▶ [Required action]: Write out all of the lines below, exactly and completely.
Start of Records supplied
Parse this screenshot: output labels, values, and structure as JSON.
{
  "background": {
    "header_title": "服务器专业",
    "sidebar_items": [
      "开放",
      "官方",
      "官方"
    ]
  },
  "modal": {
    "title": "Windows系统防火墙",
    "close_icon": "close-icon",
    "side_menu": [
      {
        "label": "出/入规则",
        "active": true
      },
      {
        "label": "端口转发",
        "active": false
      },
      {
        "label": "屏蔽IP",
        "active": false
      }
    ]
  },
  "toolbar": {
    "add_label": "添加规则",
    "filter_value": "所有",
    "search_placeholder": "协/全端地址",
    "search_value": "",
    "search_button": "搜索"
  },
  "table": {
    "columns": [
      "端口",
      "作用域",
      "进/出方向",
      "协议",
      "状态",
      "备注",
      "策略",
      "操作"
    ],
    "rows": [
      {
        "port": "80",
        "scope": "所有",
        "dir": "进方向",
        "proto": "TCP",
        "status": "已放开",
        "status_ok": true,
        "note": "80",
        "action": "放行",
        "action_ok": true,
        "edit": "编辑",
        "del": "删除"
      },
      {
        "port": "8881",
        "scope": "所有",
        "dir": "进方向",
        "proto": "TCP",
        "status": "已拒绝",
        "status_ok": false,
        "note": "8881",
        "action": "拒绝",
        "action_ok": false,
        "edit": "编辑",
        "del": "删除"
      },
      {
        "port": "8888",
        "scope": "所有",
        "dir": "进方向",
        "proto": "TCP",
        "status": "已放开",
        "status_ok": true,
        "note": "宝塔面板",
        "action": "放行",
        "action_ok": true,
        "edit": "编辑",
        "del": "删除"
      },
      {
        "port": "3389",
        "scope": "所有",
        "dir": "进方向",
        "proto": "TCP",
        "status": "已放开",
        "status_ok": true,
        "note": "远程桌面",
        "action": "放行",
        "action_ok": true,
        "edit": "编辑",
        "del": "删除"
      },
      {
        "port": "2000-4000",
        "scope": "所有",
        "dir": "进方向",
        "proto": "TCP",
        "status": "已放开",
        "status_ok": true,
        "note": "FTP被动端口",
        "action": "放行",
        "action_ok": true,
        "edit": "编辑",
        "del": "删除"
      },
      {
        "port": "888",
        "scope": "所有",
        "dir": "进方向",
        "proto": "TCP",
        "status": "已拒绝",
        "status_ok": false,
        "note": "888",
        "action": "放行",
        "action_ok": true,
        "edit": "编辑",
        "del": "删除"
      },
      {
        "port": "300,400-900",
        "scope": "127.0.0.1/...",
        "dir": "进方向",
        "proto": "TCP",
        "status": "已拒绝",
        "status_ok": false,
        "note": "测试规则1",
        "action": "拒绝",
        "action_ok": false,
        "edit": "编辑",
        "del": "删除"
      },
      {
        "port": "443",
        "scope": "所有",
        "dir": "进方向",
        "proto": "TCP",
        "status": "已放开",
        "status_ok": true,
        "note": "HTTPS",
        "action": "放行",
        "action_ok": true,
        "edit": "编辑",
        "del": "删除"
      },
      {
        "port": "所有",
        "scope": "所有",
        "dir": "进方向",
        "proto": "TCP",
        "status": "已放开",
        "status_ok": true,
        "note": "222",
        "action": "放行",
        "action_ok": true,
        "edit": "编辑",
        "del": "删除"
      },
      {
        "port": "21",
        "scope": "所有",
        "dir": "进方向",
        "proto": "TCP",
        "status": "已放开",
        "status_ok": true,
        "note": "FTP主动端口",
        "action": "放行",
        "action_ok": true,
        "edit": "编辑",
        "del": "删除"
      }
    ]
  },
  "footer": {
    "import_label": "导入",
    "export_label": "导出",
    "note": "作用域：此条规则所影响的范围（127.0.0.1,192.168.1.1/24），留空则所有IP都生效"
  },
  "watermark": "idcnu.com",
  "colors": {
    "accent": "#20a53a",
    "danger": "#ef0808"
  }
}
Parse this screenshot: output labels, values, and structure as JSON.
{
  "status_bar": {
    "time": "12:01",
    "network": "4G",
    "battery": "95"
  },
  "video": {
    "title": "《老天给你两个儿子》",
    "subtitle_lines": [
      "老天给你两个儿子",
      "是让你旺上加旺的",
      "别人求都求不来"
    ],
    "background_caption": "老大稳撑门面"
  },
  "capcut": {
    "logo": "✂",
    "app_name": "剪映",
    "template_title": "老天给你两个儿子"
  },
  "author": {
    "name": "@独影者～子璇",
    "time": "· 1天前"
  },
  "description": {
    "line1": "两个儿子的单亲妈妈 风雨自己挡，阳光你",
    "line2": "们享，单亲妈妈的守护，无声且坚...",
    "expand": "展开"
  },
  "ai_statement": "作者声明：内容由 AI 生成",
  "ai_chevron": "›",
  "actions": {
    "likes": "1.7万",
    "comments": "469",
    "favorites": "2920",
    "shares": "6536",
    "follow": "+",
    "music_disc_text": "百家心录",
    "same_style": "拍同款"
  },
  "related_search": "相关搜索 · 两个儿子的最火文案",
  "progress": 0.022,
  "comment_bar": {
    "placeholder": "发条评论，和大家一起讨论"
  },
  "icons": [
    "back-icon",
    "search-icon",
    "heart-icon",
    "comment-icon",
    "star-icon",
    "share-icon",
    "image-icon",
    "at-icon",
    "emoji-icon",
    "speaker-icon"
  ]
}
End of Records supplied
▶ [Result]:
Parse this screenshot: output labels, values, and structure as JSON.
{
  "background": {
    "header_title": "服务器专业",
    "sidebar_items": [
      "开放",
      "官方",
      "官方"
    ]
  },
  "modal": {
    "title": "Windows系统防火墙",
    "close_icon": "close-icon",
    "side_menu": [
      {
        "label": "出/入规则",
        "active": true
      },
      {
        "label": "端口转发",
        "active": false
      },
      {
        "label": "屏蔽IP",
        "active": false
      }
    ]
  },
  "toolbar": {
    "add_label": "添加规则",
    "filter_value": "所有",
    "search_placeholder": "协/全端地址",
    "search_value": "",
    "search_button": "搜索"
  },
  "table": {
    "columns": [
      "端口",
      "作用域",
      "进/出方向",
      "协议",
      "状态",
      "备注",
      "策略",
      "操作"
    ],
    "rows": [
      {
        "port": "80",
        "scope": "所有",
        "dir": "进方向",
        "proto": "TCP",
        "status": "已放开",
        "status_ok": true,
        "note": "80",
        "action": "放行",
        "action_ok": true,
        "edit": "编辑",
        "del": "删除"
      },
      {
        "port": "8881",
        "scope": "所有",
        "dir": "进方向",
        "proto": "TCP",
        "status": "已拒绝",
        "status_ok": false,
        "note": "8881",
        "action": "拒绝",
        "action_ok": false,
        "edit": "编辑",
        "del": "删除"
      },
      {
        "port": "8888",
        "scope": "所有",
        "dir": "进方向",
        "proto": "TCP",
        "status": "已放开",
        "status_ok": true,
        "note": "宝塔面板",
        "action": "放行",
        "action_ok": true,
        "edit": "编辑",
        "del": "删除"
      },
      {
        "port": "3389",
        "scope": "所有",
        "dir": "进方向",
        "proto": "TCP",
        "status": "已放开",
        "status_ok": true,
        "note": "远程桌面",
        "action": "放行",
        "action_ok": true,
        "edit": "编辑",
        "del": "删除"
      },
      {
        "port": "2000-4000",
        "scope": "所有",
        "dir": "进方向",
        "proto": "TCP",
        "status": "已放开",
        "status_ok": true,
        "note": "FTP被动端口",
        "action": "放行",
        "action_ok": true,
        "edit": "编辑",
        "del": "删除"
      },
      {
        "port": "888",
        "scope": "所有",
        "dir": "进方向",
        "proto": "TCP",
        "status": "已拒绝",
        "status_ok": false,
        "note": "888",
        "action": "放行",
        "action_ok": true,
        "edit": "编辑",
        "del": "删除"
      },
      {
        "port": "300,400-900",
        "scope": "127.0.0.1/...",
        "dir": "进方向",
        "proto": "TCP",
        "status": "已拒绝",
        "status_ok": false,
        "note": "测试规则1",
        "action": "拒绝",
        "action_ok": false,
        "edit": "编辑",
        "del": "删除"
      },
      {
        "port": "443",
        "scope": "所有",
        "dir": "进方向",
        "proto": "TCP",
        "status": "已放开",
        "status_ok": true,
        "note": "HTTPS",
        "action": "放行",
        "action_ok": true,
        "edit": "编辑",
        "del": "删除"
      },
      {
        "port": "所有",
        "scope": "所有",
        "dir": "进方向",
        "proto": "TCP",
        "status": "已放开",
        "status_ok": true,
        "note": "222",
        "action": "放行",
        "action_ok": true,
        "edit": "编辑",
        "del": "删除"
      },
      {
        "port": "21",
        "scope": "所有",
        "dir": "进方向",
        "proto": "TCP",
        "status": "已放开",
        "status_ok": true,
        "note": "FTP主动端口",
        "action": "放行",
        "action_ok": true,
        "edit": "编辑",
        "del": "删除"
      }
    ]
  },
  "footer": {
    "import_label": "导入",
    "export_label": "导出",
    "note": "作用域：此条规则所影响的范围（127.0.0.1,192.168.1.1/24），留空则所有IP都生效"
  },
  "watermark": "idcnu.com",
  "colors": {
    "accent": "#20a53a",
    "danger": "#ef0808"
  }
}
Parse this screenshot: output labels, values, and structure as JSON.
{
  "status_bar": {
    "time": "12:01",
    "network": "4G",
    "battery": "95"
  },
  "video": {
    "title": "《老天给你两个儿子》",
    "subtitle_lines": [
      "老天给你两个儿子",
      "是让你旺上加旺的",
      "别人求都求不来"
    ],
    "background_caption": "老大稳撑门面"
  },
  "capcut": {
    "logo": "✂",
    "app_name": "剪映",
    "template_title": "老天给你两个儿子"
  },
  "author": {
    "name": "@独影者～子璇",
    "time": "· 1天前"
  },
  "description": {
    "line1": "两个儿子的单亲妈妈 风雨自己挡，阳光你",
    "line2": "们享，单亲妈妈的守护，无声且坚...",
    "expand": "展开"
  },
  "ai_statement": "作者声明：内容由 AI 生成",
  "ai_chevron": "›",
  "actions": {
    "likes": "1.7万",
    "comments": "469",
    "favorites": "2920",
    "shares": "6536",
    "follow": "+",
    "music_disc_text": "百家心录",
    "same_style": "拍同款"
  },
  "related_search": "相关搜索 · 两个儿子的最火文案",
  "progress": 0.022,
  "comment_bar": {
    "placeholder": "发条评论，和大家一起讨论"
  },
  "icons": [
    "back-icon",
    "search-icon",
    "heart-icon",
    "comment-icon",
    "star-icon",
    "share-icon",
    "image-icon",
    "at-icon",
    "emoji-icon",
    "speaker-icon"
  ]
}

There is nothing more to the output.